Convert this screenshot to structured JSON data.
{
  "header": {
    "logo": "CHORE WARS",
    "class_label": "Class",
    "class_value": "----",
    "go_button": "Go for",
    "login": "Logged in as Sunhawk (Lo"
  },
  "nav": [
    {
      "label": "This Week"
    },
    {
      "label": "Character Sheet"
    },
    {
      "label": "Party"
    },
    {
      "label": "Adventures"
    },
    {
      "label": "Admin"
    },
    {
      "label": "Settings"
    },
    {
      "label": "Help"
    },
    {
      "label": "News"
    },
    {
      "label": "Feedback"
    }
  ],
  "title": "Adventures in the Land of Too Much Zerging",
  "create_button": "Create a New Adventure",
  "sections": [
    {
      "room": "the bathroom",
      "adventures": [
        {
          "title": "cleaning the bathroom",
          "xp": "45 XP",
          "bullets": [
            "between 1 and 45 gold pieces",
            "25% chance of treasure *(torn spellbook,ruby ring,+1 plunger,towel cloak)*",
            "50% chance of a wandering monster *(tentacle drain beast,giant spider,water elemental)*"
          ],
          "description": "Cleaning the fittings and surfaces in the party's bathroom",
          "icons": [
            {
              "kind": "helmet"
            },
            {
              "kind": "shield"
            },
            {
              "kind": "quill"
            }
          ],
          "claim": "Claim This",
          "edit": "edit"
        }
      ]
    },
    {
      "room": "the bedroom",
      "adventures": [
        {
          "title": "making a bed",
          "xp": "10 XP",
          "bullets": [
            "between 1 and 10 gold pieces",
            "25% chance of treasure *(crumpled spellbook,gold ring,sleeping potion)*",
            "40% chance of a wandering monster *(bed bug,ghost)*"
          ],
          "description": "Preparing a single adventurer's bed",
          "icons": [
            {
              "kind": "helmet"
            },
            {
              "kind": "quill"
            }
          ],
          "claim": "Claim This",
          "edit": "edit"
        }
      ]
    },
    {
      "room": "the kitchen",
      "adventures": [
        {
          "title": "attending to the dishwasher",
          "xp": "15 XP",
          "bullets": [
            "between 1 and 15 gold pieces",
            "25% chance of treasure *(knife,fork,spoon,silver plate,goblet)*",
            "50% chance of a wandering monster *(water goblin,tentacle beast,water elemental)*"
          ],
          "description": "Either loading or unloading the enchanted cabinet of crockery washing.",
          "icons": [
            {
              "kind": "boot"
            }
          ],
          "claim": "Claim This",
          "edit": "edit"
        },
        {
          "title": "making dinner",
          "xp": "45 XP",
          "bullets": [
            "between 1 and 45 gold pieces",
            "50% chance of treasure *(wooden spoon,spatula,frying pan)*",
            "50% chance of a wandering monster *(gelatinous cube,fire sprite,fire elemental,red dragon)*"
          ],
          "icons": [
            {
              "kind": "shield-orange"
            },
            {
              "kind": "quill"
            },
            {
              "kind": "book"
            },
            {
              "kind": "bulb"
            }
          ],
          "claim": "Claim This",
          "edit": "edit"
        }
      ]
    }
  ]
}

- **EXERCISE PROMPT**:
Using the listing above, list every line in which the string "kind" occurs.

- **YOUR RESPONSE**:
              "kind": "helmet"
              "kind": "shield"
              "kind": "quill"
              "kind": "helmet"
              "kind": "quill"
              "kind": "boot"
              "kind": "shield-orange"
              "kind": "quill"
              "kind": "book"
              "kind": "bulb"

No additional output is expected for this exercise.